==== Provided records ====
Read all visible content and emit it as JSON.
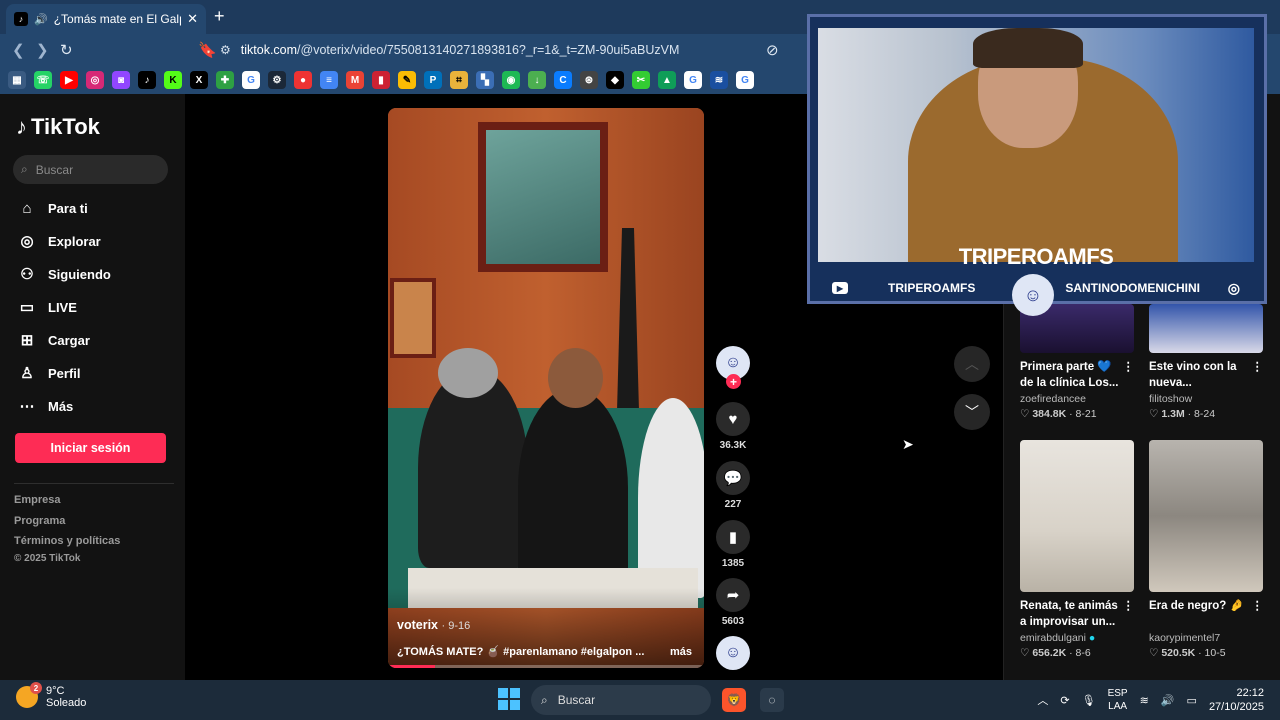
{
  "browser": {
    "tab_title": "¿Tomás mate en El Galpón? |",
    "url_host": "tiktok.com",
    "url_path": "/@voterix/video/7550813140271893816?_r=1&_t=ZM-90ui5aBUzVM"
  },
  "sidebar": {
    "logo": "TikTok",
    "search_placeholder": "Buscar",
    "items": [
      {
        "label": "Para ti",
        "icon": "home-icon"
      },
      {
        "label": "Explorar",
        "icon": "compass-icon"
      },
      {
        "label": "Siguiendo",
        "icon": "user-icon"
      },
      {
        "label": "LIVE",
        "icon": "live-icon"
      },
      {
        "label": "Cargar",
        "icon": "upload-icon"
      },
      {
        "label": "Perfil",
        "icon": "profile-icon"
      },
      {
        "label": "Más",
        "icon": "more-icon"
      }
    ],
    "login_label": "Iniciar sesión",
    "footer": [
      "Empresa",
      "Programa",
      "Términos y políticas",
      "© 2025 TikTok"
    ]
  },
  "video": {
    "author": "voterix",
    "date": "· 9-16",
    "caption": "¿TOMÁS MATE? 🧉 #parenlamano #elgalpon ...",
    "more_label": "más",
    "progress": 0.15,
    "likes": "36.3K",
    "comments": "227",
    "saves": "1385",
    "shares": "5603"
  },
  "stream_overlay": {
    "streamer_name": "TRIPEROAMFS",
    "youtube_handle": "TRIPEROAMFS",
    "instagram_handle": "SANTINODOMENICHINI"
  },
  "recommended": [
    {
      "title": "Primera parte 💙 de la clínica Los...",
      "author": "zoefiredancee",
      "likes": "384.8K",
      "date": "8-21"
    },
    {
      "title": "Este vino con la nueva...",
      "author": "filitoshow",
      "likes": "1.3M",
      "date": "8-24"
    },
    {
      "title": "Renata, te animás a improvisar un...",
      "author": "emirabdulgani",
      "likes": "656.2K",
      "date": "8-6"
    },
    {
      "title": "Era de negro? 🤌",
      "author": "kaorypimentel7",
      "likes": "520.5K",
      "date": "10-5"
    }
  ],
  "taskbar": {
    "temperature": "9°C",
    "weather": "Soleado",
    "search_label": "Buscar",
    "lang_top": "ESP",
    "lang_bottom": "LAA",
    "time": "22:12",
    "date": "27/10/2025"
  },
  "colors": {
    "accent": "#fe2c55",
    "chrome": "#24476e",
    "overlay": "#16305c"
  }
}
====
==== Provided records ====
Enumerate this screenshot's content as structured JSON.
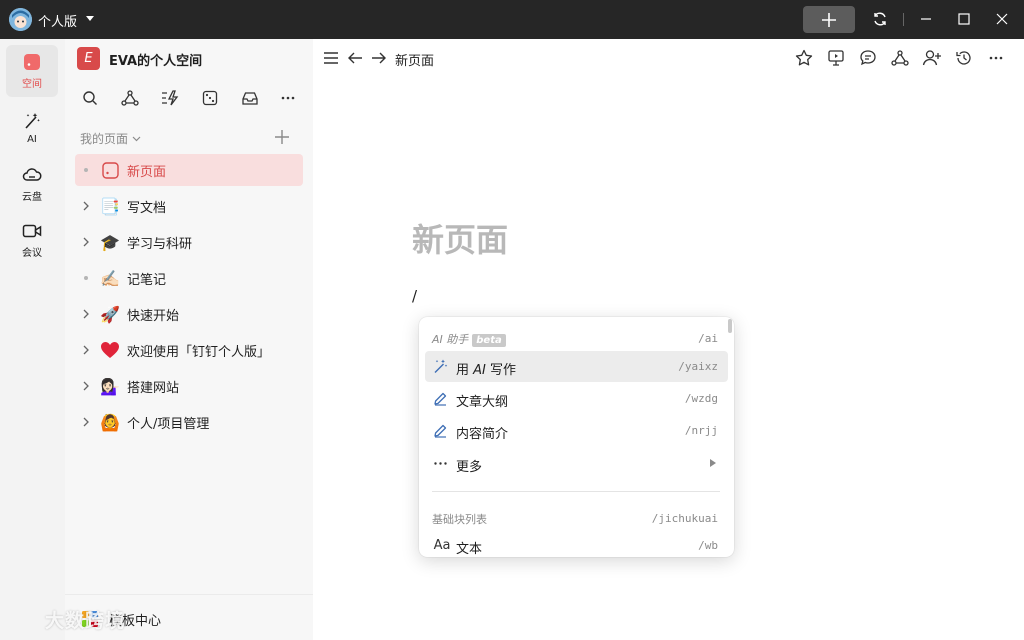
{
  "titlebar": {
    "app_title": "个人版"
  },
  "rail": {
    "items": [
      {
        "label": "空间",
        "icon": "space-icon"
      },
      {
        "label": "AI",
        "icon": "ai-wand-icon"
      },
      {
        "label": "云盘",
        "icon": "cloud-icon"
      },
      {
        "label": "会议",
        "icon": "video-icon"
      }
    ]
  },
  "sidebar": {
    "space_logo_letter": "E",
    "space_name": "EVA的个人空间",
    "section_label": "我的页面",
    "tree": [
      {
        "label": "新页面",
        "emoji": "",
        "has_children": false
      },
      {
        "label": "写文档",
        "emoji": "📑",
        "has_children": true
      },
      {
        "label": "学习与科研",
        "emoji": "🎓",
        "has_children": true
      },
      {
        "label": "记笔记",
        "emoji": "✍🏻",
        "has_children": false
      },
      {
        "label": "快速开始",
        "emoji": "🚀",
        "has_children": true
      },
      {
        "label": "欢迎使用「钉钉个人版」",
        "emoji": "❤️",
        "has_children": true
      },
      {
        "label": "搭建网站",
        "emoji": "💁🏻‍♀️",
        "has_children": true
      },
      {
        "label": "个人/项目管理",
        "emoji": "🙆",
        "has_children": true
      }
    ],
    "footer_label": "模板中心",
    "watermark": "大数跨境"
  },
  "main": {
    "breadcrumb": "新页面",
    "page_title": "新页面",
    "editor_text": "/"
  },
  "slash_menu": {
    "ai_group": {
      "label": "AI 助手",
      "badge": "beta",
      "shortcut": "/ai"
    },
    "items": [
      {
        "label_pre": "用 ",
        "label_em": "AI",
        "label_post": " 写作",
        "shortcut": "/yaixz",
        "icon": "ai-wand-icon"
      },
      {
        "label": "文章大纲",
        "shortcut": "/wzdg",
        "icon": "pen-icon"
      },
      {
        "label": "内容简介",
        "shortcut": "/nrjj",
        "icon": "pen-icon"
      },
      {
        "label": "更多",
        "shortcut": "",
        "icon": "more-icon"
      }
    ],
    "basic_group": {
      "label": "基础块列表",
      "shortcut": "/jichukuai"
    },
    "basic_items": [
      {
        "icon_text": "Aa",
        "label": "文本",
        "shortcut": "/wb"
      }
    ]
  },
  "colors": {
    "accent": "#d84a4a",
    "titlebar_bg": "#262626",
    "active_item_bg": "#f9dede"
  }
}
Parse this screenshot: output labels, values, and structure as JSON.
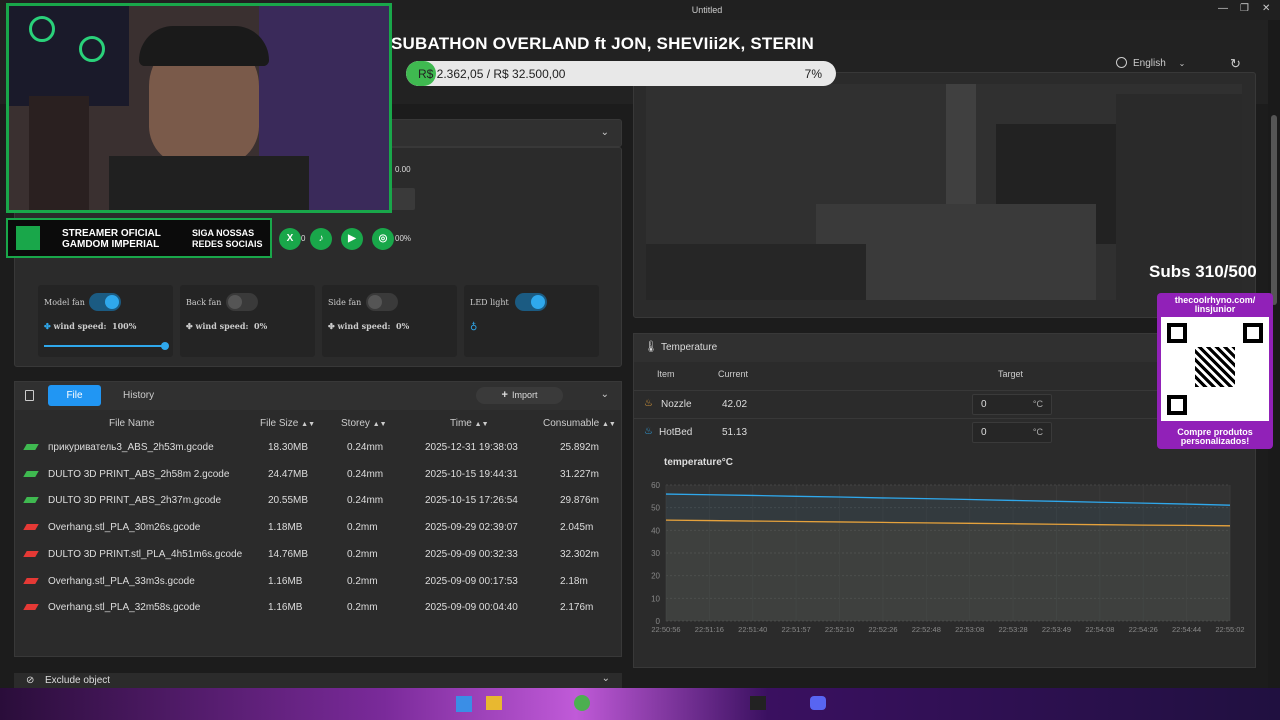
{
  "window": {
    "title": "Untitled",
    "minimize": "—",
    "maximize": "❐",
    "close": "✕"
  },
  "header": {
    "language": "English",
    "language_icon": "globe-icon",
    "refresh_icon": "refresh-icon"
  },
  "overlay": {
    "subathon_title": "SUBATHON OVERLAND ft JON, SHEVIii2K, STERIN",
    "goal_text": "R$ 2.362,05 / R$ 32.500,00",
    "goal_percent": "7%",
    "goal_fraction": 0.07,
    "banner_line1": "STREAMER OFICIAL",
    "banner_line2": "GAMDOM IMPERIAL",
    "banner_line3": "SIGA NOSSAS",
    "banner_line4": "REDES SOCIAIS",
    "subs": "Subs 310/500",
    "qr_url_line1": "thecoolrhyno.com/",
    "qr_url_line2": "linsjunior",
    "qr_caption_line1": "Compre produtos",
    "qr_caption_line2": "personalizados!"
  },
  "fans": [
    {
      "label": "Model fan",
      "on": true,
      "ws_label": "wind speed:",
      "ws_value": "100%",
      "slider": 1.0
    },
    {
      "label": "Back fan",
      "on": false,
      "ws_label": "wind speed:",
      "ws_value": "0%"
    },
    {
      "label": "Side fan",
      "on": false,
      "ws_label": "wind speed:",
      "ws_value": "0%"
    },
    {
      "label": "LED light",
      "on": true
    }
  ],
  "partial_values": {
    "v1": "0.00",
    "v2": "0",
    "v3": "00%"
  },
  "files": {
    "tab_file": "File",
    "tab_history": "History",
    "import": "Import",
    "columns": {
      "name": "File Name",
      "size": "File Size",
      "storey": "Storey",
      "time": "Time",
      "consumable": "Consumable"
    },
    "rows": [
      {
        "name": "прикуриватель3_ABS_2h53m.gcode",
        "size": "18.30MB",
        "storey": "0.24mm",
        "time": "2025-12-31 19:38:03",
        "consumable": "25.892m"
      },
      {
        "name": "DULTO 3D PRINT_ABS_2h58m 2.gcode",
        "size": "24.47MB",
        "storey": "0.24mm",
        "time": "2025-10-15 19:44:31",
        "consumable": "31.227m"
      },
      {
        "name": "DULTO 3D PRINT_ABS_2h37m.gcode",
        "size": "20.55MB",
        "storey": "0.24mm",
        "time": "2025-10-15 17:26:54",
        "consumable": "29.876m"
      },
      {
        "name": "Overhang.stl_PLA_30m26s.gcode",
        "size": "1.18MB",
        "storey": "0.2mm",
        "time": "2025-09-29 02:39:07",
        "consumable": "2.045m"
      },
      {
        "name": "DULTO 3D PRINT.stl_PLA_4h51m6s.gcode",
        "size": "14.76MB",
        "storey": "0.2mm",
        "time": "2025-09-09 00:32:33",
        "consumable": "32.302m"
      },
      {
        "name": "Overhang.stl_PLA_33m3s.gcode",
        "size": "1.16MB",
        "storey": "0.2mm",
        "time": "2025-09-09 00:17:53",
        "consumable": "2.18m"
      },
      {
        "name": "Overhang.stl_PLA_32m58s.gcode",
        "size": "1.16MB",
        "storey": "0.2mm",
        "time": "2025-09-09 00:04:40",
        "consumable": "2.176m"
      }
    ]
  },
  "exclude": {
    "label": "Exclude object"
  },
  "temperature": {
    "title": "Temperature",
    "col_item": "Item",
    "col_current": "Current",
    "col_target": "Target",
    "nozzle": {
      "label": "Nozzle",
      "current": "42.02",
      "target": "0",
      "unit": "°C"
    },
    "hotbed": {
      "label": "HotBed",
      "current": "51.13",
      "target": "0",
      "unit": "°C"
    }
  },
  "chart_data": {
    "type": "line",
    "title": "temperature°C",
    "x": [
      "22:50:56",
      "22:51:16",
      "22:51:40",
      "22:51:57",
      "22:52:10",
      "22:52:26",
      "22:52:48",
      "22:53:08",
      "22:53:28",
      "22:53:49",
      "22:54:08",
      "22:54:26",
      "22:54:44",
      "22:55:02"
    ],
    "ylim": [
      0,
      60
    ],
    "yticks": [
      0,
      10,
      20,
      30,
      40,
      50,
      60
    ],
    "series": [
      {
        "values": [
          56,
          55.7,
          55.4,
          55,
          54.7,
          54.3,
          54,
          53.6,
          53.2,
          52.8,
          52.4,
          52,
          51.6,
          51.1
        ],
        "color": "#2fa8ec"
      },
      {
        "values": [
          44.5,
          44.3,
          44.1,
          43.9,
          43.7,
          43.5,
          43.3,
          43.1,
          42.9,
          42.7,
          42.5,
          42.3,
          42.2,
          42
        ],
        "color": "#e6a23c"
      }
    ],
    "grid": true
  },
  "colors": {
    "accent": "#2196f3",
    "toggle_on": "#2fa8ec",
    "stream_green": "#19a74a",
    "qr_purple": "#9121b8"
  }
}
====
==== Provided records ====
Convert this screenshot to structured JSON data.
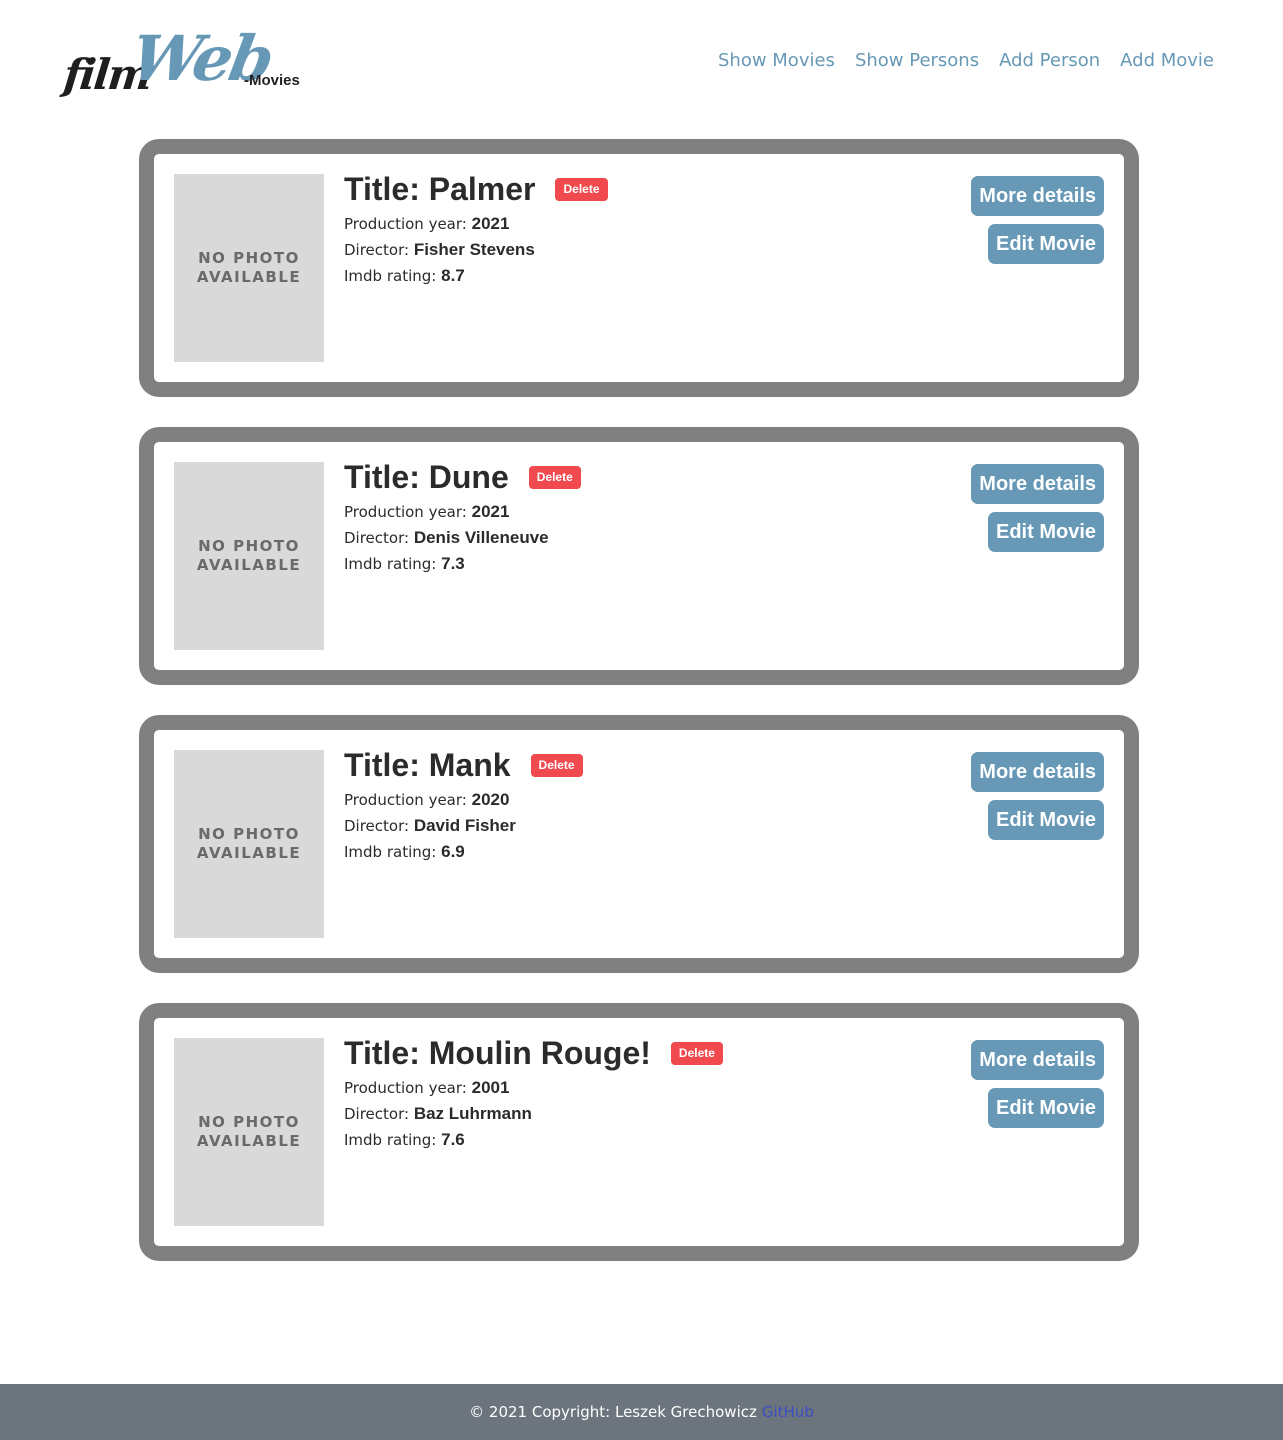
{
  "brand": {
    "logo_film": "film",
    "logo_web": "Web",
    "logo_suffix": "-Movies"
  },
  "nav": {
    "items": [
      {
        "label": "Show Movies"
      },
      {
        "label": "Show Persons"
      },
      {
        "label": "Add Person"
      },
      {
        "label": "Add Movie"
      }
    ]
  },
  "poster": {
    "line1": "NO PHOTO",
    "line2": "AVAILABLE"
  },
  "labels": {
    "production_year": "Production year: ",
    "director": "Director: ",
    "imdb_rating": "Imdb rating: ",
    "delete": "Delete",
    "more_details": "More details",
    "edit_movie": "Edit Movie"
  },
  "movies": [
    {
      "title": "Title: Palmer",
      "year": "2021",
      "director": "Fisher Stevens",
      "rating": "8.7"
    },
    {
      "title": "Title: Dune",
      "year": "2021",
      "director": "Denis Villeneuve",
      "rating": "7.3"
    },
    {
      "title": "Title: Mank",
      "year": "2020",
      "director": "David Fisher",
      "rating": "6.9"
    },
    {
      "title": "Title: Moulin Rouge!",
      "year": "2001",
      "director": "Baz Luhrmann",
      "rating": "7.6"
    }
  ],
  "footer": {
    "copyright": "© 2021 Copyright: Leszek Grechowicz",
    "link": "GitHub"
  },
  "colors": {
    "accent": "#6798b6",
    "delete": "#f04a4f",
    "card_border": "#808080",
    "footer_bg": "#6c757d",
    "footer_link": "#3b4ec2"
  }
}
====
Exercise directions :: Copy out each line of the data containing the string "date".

Reply ::
    "date": "· 9-16",
      "date": "8-21"
      "date": "8-24"
      "date": "8-6"
      "date": "10-5"
    "date": "27/10/2025"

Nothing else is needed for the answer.